About Sean’s BubbleTimer
I checked out the BubbleTimer for a few minutes today, and am generally impressed. Initially I wasn’t sure I’d use something like this myself, suffering a bit from envy at someone actually having made a working version of my own tool, but as I clicked through it I again became excited by the possibilities, particularly with the task sharing feature. And it’s nice to know that the data is saved and backed up on a server somewhere. Pretty cool! And unlike my prototype, Sean’s version has the long-requested task reordering feature. Sweet! What’s missing are some of the future planning features so you can block out how you THINK you’ll use your time (something that didn’t work well on paper, and was not implemented in my prototype). The basic idea is to mark future time as slightly-highlighted ovals, which are malleable right up to the time when the time-counter “fixes” them forever. This allows you to establish the intention to do something at a certain time, mark off meeting times and errands, and so forth, without being committed to them. Consider this a feature request :-)
I’m not involved in Sean’s enterprise, and I have no financial stake or partnership interest, but I think it’s awesome that he’s made something that he really wanted to use himself. I asked him for some background information via email after he told he he’d gotten the application ready for release:
I’ve always had a lot of goals and I’ve been quite frustrated that poor time management was holding me back from achieving many of them. I’ve never been lazy, quite the opposite, I was working long hours, I was using GTD, but I was not really working smart.
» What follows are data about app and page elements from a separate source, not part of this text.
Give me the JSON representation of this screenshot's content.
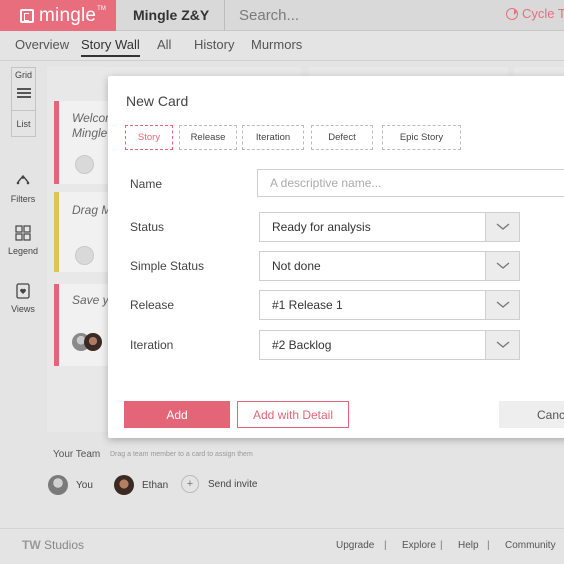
{
  "header": {
    "logo_text": "mingle",
    "logo_tm": "TM",
    "project_name": "Mingle Z&Y",
    "search_placeholder": "Search...",
    "cycle_label": "Cycle Time"
  },
  "nav": {
    "tabs": [
      {
        "label": "Overview"
      },
      {
        "label": "Story Wall"
      },
      {
        "label": "All"
      },
      {
        "label": "History"
      },
      {
        "label": "Murmors"
      }
    ],
    "active_tab": "Story Wall"
  },
  "rail": {
    "grid_label": "Grid",
    "list_label": "List",
    "filters_label": "Filters",
    "legend_label": "Legend",
    "views_label": "Views"
  },
  "board": {
    "cards": [
      {
        "title_line1": "Welcome",
        "title_line2": "Mingle",
        "color": "#e46577"
      },
      {
        "title_line1": "Drag Mo",
        "title_line2": "",
        "color": "#e1c351"
      },
      {
        "title_line1": "Save yo",
        "title_line2": "",
        "color": "#e46577"
      }
    ]
  },
  "team": {
    "label": "Your Team",
    "hint": "Drag a team member to a card to assign them",
    "members": [
      {
        "name": "You"
      },
      {
        "name": "Ethan"
      }
    ],
    "invite_label": "Send invite"
  },
  "footer": {
    "brand_prefix": "TW",
    "brand_suffix": " Studios",
    "links": [
      "Upgrade",
      "Explore",
      "Help",
      "Community"
    ],
    "separator": "|"
  },
  "modal": {
    "title": "New Card",
    "types": [
      "Story",
      "Release",
      "Iteration",
      "Defect",
      "Epic Story"
    ],
    "active_type": "Story",
    "fields": {
      "name_label": "Name",
      "name_placeholder": "A descriptive name...",
      "status_label": "Status",
      "status_value": "Ready for analysis",
      "simple_status_label": "Simple Status",
      "simple_status_value": "Not done",
      "release_label": "Release",
      "release_value": "#1 Release 1",
      "iteration_label": "Iteration",
      "iteration_value": "#2 Backlog"
    },
    "buttons": {
      "add": "Add",
      "add_with_detail": "Add with Detail",
      "cancel": "Cancel"
    }
  },
  "colors": {
    "accent": "#e46577",
    "logo_bg": "#e96e7d",
    "card_yellow": "#e1c351"
  }
}
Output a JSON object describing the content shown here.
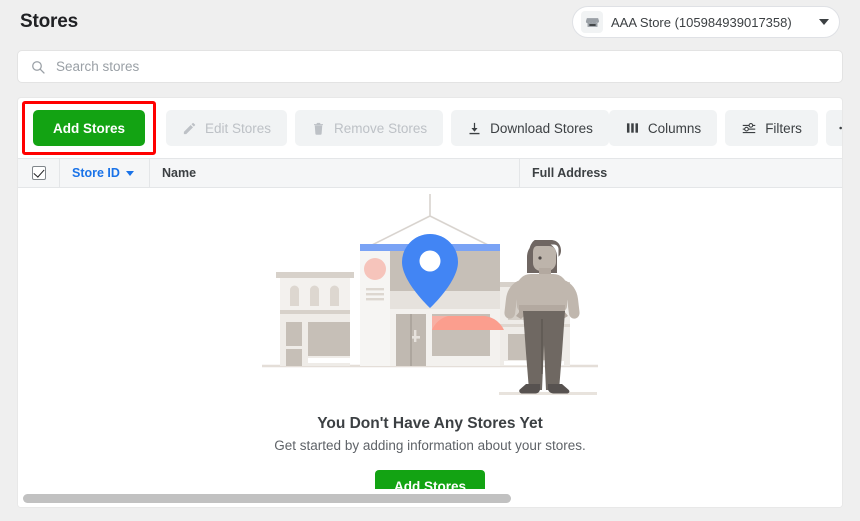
{
  "header": {
    "title": "Stores",
    "account": {
      "icon": "store-icon",
      "label": "AAA Store (105984939017358)",
      "caret": "chevron-down-icon"
    }
  },
  "search": {
    "icon": "search-icon",
    "placeholder": "Search stores",
    "value": ""
  },
  "toolbar": {
    "add_label": "Add Stores",
    "edit_label": "Edit Stores",
    "edit_icon": "pencil-icon",
    "remove_label": "Remove Stores",
    "remove_icon": "trash-icon",
    "download_label": "Download Stores",
    "download_icon": "download-icon",
    "columns_label": "Columns",
    "columns_icon": "columns-icon",
    "filters_label": "Filters",
    "filters_icon": "filters-icon",
    "overflow_label": "•••",
    "overflow_icon": "more-horizontal-icon"
  },
  "table": {
    "select_all_icon": "checkmark-icon",
    "columns": [
      {
        "key": "store_id",
        "label": "Store ID",
        "sorted": true,
        "sort_icon": "caret-down-icon"
      },
      {
        "key": "name",
        "label": "Name"
      },
      {
        "key": "full_address",
        "label": "Full Address"
      }
    ],
    "rows": []
  },
  "empty_state": {
    "illustration": "storefront-with-map-pin-illustration",
    "title": "You Don't Have Any Stores Yet",
    "subtitle": "Get started by adding information about your stores.",
    "cta_label": "Add Stores"
  },
  "scrollbar": {
    "orientation": "horizontal",
    "thumb_label": "horizontal-scroll-thumb"
  },
  "colors": {
    "accent_green": "#13a313",
    "link_blue": "#1a73e8",
    "pin_blue": "#4285f4",
    "annotation_red": "#ff0000",
    "page_bg": "#efefef"
  }
}
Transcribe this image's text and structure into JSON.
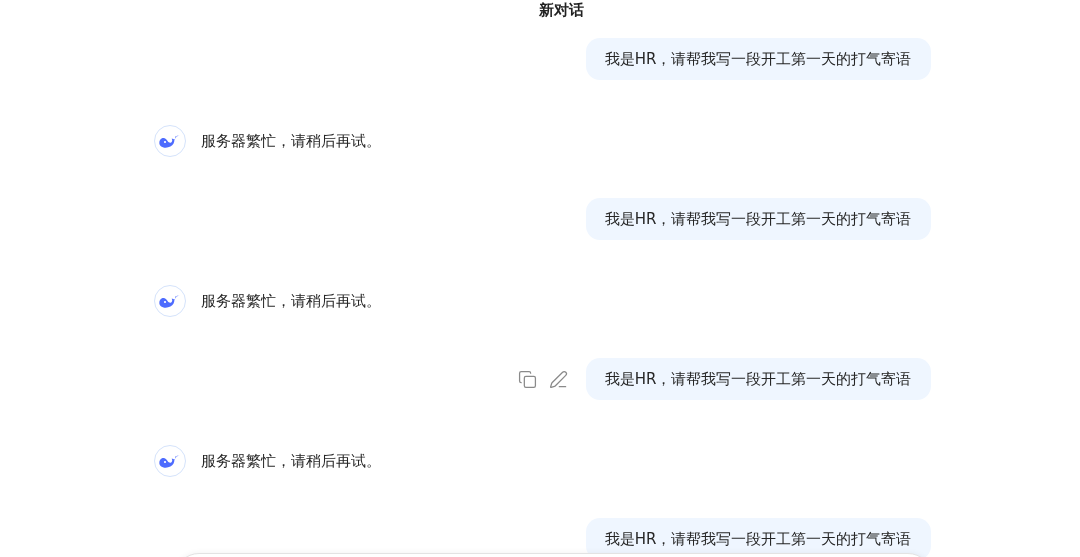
{
  "title": "新对话",
  "messages": [
    {
      "kind": "user",
      "text": "我是HR，请帮我写一段开工第一天的打气寄语",
      "actions_visible": false
    },
    {
      "kind": "assistant",
      "text": "服务器繁忙，请稍后再试。"
    },
    {
      "kind": "user",
      "text": "我是HR，请帮我写一段开工第一天的打气寄语",
      "actions_visible": false
    },
    {
      "kind": "assistant",
      "text": "服务器繁忙，请稍后再试。"
    },
    {
      "kind": "user",
      "text": "我是HR，请帮我写一段开工第一天的打气寄语",
      "actions_visible": true
    },
    {
      "kind": "assistant",
      "text": "服务器繁忙，请稍后再试。"
    },
    {
      "kind": "user",
      "text": "我是HR，请帮我写一段开工第一天的打气寄语",
      "actions_visible": false
    }
  ],
  "input": {
    "kind": "field"
  }
}
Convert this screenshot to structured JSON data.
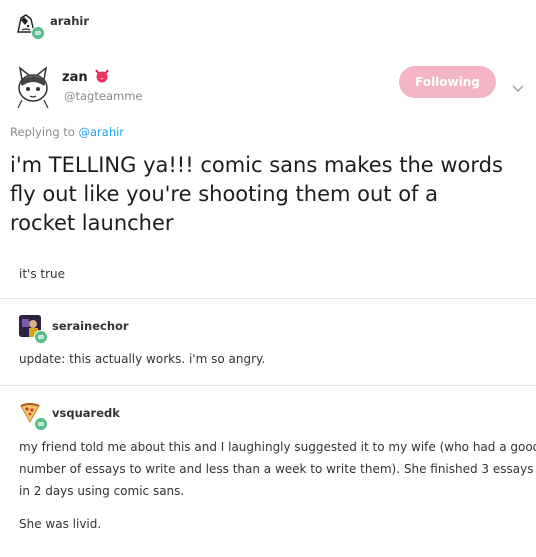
{
  "header": {
    "username": "arahir"
  },
  "tweet": {
    "display_name": "zan",
    "handle": "@tagteamme",
    "follow_button": "Following",
    "reply_prefix": "Replying to",
    "reply_to": "@arahir",
    "text_line1": "i'm TELLING ya!!! comic sans makes the words",
    "text_line2": "fly out like you're shooting them out of a",
    "text_line3": "rocket launcher",
    "accent_color": "#1da1f2",
    "button_color": "#f3b4c4"
  },
  "posts": [
    {
      "username": "",
      "body": [
        "it's true"
      ]
    },
    {
      "username": "serainechor",
      "body": [
        "update: this actually works. i'm so angry."
      ]
    },
    {
      "username": "vsquaredk",
      "body": [
        "my friend told me about this and I laughingly suggested it to my wife (who had a good",
        "number of essays to write and less than a week to write them). She finished 3 essays",
        "in 2 days using comic sans.",
        "She was livid."
      ]
    }
  ],
  "colors": {
    "reblog_badge": "#56bc8a",
    "divider": "#e7e7e7"
  }
}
I just wasn’t spending enough time on the things that I said were truly important to me. My time usage didn’t match my goals and I didn’t even have a good sense where all my time was being spent. I found a great tool in David’s Emergent Task Timer printed worksheets that made a huge difference in my life in just a few weeks time. With emergent task timing I was able to quickly get a sense of where my time was being spent and I was able to start adjusting that to better match my goals. I knew right then that I wanted to take the method online and make it available to everyone. I found David’s prototype flash application and knew that the technique could work as well online as it does on paper. I contacted David and then I went for it. I created BubbleTimer using Ruby on Rails it was a key technology that made it possible. I never could have done this much development in my nights and weekends time without a productive platform like Ruby on Rails. This is my fourth Rails application now, but I come from the Java world, and this application would be twice as big, twice as complicated and would have taken twice as long if it was done in Java. I’m excited about the prospect of BubbleTimer helping people achieve more. I’ve been using it myself for months now and it’s be a great tool for a goal oriented approach to time management. It’s as easy to use as the paper version but without the dead trees. It also has some important improvements in terms of instant feedback on cumulative totals and graphs showing how your time is being spent that can’t be done with only paper. More than anything, I’m excited to get people trying it out and giving me feedback so l can make it even better.
Check it out Sean’s Ruby on Rails implementation of the ETT at BubbleTimer.com. I think it’s pretty cool; just don’t blame me for anything and complain directly to Sean by his request ;-) Congrats Sean on launching the app, and THANK YOU!